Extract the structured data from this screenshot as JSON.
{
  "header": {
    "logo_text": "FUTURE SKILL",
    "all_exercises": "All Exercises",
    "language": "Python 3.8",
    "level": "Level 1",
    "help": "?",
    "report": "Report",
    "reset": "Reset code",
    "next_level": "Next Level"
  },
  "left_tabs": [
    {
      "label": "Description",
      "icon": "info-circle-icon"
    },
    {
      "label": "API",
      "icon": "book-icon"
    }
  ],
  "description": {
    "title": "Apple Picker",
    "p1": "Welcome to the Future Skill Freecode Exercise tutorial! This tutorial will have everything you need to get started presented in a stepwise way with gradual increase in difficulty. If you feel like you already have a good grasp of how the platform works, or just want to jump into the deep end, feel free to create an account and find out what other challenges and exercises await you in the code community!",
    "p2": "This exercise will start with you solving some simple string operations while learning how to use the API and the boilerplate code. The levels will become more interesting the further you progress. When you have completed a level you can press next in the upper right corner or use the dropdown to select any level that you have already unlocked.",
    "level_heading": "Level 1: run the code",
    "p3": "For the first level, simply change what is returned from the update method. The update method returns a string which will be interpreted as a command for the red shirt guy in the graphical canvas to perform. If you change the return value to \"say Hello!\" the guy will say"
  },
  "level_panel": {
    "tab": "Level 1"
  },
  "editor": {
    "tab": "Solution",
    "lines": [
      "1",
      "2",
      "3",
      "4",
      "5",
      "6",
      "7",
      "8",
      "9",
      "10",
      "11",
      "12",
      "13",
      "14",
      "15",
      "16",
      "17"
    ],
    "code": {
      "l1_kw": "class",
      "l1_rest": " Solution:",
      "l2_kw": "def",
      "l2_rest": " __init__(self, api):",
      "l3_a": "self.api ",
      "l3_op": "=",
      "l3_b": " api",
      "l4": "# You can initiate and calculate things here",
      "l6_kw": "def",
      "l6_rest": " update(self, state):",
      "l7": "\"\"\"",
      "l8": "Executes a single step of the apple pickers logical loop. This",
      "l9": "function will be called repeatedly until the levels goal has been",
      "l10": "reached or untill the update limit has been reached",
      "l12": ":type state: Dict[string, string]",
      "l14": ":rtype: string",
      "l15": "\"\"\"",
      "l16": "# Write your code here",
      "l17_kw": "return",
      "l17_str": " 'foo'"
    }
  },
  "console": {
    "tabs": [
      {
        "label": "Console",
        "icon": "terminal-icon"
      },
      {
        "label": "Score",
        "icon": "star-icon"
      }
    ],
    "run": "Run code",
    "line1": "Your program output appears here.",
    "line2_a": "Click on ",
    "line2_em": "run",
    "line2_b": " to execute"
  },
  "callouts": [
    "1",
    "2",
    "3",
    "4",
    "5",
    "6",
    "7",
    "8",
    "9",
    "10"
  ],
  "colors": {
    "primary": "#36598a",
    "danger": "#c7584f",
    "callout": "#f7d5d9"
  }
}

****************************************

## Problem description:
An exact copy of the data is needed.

## Response:
Extract the structured data from this screenshot as JSON.
{
  "header": {
    "logo_text": "FUTURE SKILL",
    "all_exercises": "All Exercises",
    "language": "Python 3.8",
    "level": "Level 1",
    "help": "?",
    "report": "Report",
    "reset": "Reset code",
    "next_level": "Next Level"
  },
  "left_tabs": [
    {
      "label": "Description",
      "icon": "info-circle-icon"
    },
    {
      "label": "API",
      "icon": "book-icon"
    }
  ],
  "description": {
    "title": "Apple Picker",
    "p1": "Welcome to the Future Skill Freecode Exercise tutorial! This tutorial will have everything you need to get started presented in a stepwise way with gradual increase in difficulty. If you feel like you already have a good grasp of how the platform works, or just want to jump into the deep end, feel free to create an account and find out what other challenges and exercises await you in the code community!",
    "p2": "This exercise will start with you solving some simple string operations while learning how to use the API and the boilerplate code. The levels will become more interesting the further you progress. When you have completed a level you can press next in the upper right corner or use the dropdown to select any level that you have already unlocked.",
    "level_heading": "Level 1: run the code",
    "p3": "For the first level, simply change what is returned from the update method. The update method returns a string which will be interpreted as a command for the red shirt guy in the graphical canvas to perform. If you change the return value to \"say Hello!\" the guy will say"
  },
  "level_panel": {
    "tab": "Level 1"
  },
  "editor": {
    "tab": "Solution",
    "lines": [
      "1",
      "2",
      "3",
      "4",
      "5",
      "6",
      "7",
      "8",
      "9",
      "10",
      "11",
      "12",
      "13",
      "14",
      "15",
      "16",
      "17"
    ],
    "code": {
      "l1_kw": "class",
      "l1_rest": " Solution:",
      "l2_kw": "def",
      "l2_rest": " __init__(self, api):",
      "l3_a": "self.api ",
      "l3_op": "=",
      "l3_b": " api",
      "l4": "# You can initiate and calculate things here",
      "l6_kw": "def",
      "l6_rest": " update(self, state):",
      "l7": "\"\"\"",
      "l8": "Executes a single step of the apple pickers logical loop. This",
      "l9": "function will be called repeatedly until the levels goal has been",
      "l10": "reached or untill the update limit has been reached",
      "l12": ":type state: Dict[string, string]",
      "l14": ":rtype: string",
      "l15": "\"\"\"",
      "l16": "# Write your code here",
      "l17_kw": "return",
      "l17_str": " 'foo'"
    }
  },
  "console": {
    "tabs": [
      {
        "label": "Console",
        "icon": "terminal-icon"
      },
      {
        "label": "Score",
        "icon": "star-icon"
      }
    ],
    "run": "Run code",
    "line1": "Your program output appears here.",
    "line2_a": "Click on ",
    "line2_em": "run",
    "line2_b": " to execute"
  },
  "callouts": [
    "1",
    "2",
    "3",
    "4",
    "5",
    "6",
    "7",
    "8",
    "9",
    "10"
  ],
  "colors": {
    "primary": "#36598a",
    "danger": "#c7584f",
    "callout": "#f7d5d9"
  }
}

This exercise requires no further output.